◆ **WHAT THE TASK REQUIRES**
This exercise requires an exact output of the listing, images omitted.

◆ **AVAILABLE DATA**
▼
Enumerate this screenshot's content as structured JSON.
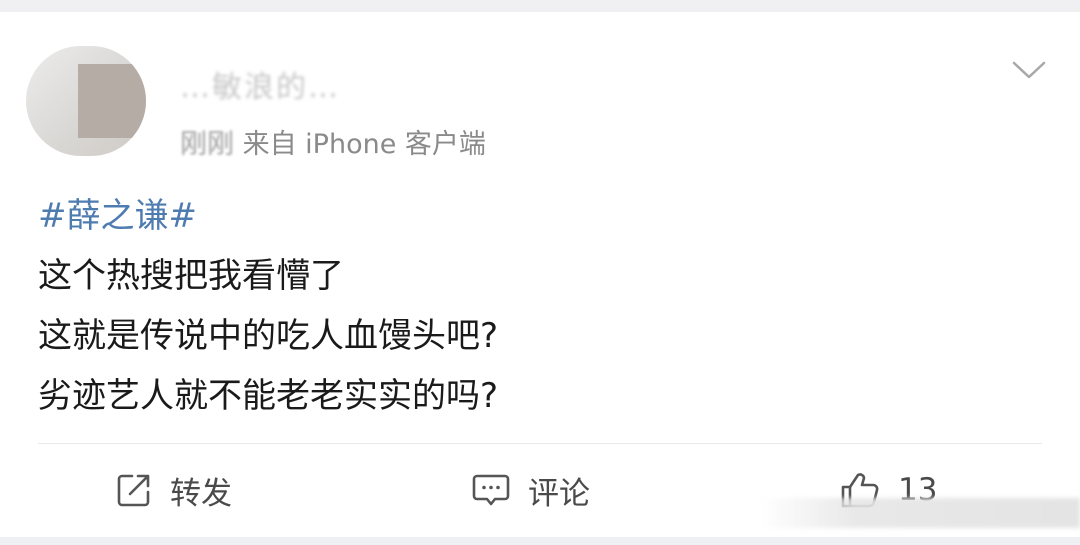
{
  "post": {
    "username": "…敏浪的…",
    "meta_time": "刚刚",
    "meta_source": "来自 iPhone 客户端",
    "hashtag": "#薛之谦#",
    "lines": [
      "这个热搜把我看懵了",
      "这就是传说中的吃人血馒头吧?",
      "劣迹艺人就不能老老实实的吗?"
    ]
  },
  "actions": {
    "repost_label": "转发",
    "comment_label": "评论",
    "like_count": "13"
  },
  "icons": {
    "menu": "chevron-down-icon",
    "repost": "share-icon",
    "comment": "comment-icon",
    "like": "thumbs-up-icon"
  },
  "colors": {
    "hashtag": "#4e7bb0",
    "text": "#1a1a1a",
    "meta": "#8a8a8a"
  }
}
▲
◆ **OUTPUT**
Enumerate this screenshot's content as structured JSON.
{
  "post": {
    "username": "…敏浪的…",
    "meta_time": "刚刚",
    "meta_source": "来自 iPhone 客户端",
    "hashtag": "#薛之谦#",
    "lines": [
      "这个热搜把我看懵了",
      "这就是传说中的吃人血馒头吧?",
      "劣迹艺人就不能老老实实的吗?"
    ]
  },
  "actions": {
    "repost_label": "转发",
    "comment_label": "评论",
    "like_count": "13"
  },
  "icons": {
    "menu": "chevron-down-icon",
    "repost": "share-icon",
    "comment": "comment-icon",
    "like": "thumbs-up-icon"
  },
  "colors": {
    "hashtag": "#4e7bb0",
    "text": "#1a1a1a",
    "meta": "#8a8a8a"
  }
}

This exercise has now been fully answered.